▶ _About this task_
In the entries below, find the lines with the word "Used" and copy them.
··· Records shown
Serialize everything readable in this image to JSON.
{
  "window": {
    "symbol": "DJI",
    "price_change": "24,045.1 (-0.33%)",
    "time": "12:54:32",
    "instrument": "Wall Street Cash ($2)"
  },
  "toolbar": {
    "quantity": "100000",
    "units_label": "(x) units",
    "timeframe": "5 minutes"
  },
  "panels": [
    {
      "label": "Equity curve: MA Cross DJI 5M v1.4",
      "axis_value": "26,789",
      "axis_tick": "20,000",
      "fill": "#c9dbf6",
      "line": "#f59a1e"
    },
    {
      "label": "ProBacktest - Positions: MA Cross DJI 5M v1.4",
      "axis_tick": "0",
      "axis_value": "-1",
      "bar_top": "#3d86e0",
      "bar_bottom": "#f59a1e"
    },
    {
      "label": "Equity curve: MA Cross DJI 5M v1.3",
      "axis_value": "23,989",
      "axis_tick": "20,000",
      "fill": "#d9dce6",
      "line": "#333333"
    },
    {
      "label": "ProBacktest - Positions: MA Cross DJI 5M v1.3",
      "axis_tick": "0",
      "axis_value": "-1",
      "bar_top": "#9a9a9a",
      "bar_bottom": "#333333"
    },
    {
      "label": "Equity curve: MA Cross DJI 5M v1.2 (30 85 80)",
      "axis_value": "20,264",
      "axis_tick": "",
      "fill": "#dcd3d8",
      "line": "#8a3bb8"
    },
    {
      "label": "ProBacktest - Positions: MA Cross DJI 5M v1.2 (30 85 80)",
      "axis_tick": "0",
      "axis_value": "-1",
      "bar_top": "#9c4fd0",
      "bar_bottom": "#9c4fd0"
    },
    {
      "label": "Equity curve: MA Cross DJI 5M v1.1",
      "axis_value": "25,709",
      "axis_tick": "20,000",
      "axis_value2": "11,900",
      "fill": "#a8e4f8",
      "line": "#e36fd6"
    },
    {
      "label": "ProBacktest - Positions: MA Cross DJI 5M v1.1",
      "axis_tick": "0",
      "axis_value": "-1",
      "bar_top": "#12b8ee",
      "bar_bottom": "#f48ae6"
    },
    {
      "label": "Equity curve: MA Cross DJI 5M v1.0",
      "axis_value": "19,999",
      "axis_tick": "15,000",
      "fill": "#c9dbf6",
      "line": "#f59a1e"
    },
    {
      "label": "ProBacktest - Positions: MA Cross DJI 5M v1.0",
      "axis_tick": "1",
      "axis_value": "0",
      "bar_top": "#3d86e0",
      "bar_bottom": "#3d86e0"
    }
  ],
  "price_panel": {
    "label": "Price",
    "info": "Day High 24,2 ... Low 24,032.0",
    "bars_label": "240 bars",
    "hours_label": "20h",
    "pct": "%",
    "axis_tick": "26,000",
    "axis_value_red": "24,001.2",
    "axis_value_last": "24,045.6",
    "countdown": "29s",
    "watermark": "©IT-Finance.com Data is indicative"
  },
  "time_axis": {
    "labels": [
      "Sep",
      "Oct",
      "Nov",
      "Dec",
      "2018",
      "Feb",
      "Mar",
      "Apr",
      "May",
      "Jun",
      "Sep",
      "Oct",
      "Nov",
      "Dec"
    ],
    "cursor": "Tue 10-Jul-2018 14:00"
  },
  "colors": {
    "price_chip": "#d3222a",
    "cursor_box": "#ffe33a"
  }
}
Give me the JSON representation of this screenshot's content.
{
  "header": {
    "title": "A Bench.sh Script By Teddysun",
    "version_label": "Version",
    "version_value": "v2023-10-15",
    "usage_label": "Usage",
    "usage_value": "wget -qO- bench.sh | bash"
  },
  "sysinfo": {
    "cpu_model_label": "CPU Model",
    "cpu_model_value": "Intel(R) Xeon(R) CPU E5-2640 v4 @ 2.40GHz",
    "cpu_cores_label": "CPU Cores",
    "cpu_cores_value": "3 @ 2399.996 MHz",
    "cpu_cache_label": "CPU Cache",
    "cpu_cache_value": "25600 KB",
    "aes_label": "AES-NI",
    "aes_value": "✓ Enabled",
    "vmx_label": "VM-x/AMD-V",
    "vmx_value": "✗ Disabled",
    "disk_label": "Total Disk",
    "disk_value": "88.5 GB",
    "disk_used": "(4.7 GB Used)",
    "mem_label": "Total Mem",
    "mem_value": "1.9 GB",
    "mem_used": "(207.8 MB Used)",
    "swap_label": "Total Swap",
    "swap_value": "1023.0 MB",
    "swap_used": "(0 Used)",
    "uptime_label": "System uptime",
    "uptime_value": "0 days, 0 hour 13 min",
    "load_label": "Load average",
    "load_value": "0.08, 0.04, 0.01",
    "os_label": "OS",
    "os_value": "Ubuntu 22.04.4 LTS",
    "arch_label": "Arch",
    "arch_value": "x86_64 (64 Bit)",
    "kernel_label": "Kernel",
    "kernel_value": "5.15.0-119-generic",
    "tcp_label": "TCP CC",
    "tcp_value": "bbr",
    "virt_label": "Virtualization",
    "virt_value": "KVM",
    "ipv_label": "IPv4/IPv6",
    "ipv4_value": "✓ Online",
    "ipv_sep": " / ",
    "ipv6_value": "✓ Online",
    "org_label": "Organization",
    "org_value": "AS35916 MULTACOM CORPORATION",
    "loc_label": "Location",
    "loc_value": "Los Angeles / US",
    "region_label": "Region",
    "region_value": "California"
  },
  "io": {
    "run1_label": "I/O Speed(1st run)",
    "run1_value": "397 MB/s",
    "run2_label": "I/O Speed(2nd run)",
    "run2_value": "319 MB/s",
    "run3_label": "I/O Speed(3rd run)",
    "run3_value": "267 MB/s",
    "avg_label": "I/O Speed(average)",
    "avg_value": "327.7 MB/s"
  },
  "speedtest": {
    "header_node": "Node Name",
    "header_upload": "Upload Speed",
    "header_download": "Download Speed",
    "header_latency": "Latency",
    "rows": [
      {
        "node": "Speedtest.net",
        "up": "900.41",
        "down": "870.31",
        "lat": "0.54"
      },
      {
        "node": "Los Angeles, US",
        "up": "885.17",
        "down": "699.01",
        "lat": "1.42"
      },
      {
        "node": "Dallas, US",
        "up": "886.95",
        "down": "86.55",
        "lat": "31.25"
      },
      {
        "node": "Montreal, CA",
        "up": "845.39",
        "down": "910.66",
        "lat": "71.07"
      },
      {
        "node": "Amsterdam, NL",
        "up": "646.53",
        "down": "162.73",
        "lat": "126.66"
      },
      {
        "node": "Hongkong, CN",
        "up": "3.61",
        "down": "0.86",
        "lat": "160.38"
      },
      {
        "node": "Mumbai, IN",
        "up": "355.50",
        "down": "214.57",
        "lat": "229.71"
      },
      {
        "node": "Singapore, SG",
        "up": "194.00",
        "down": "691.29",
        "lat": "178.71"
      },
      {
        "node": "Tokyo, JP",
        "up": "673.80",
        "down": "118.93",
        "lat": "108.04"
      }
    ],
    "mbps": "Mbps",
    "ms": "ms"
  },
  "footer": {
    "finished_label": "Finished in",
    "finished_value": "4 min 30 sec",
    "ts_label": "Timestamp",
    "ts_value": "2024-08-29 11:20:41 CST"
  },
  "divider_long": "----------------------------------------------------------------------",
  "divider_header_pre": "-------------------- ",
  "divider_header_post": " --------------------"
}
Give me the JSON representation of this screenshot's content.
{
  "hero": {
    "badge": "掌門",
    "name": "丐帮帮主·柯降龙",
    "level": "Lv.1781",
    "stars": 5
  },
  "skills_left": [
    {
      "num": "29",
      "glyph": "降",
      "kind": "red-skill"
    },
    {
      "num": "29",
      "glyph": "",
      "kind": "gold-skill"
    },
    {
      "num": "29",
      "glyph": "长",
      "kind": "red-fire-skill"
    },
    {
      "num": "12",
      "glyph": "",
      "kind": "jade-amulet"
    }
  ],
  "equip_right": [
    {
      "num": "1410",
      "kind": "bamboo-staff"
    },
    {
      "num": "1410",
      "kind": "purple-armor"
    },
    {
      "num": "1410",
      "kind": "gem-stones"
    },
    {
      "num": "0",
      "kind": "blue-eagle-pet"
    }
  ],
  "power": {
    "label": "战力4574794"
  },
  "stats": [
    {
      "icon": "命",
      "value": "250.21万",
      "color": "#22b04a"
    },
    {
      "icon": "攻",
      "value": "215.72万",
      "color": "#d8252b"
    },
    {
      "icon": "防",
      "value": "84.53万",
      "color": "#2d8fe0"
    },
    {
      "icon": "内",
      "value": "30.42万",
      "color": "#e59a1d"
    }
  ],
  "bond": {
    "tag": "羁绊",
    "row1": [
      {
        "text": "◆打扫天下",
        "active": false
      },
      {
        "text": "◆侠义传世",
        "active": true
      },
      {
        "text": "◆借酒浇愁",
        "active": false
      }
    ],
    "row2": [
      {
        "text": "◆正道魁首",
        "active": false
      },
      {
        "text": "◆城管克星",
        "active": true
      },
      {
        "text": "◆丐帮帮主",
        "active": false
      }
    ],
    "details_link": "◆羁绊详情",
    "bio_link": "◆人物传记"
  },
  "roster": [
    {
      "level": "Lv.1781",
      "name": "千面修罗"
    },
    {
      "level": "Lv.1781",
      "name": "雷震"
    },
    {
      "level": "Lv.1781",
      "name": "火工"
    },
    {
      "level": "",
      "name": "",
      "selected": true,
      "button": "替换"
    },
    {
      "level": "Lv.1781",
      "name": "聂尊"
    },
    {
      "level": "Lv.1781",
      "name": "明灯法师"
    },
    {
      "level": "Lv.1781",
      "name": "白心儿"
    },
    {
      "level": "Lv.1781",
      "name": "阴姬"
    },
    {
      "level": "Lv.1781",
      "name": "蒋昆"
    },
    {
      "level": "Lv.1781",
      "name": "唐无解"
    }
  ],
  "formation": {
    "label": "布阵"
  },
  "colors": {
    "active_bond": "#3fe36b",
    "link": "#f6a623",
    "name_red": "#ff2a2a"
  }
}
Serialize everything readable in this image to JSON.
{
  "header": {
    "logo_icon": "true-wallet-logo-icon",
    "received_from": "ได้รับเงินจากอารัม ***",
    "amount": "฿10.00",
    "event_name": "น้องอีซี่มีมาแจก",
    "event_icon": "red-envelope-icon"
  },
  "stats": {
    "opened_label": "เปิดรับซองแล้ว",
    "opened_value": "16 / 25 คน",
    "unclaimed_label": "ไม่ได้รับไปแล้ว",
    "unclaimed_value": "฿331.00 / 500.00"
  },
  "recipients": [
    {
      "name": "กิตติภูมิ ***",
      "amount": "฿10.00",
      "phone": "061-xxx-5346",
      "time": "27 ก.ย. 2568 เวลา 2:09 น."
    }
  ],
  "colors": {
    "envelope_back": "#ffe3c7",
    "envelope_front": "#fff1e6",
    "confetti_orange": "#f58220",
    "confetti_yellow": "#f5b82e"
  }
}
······
▶ _Final answer_
    "disk_used": "(4.7 GB Used)",
    "mem_used": "(207.8 MB Used)",
    "swap_used": "(0 Used)",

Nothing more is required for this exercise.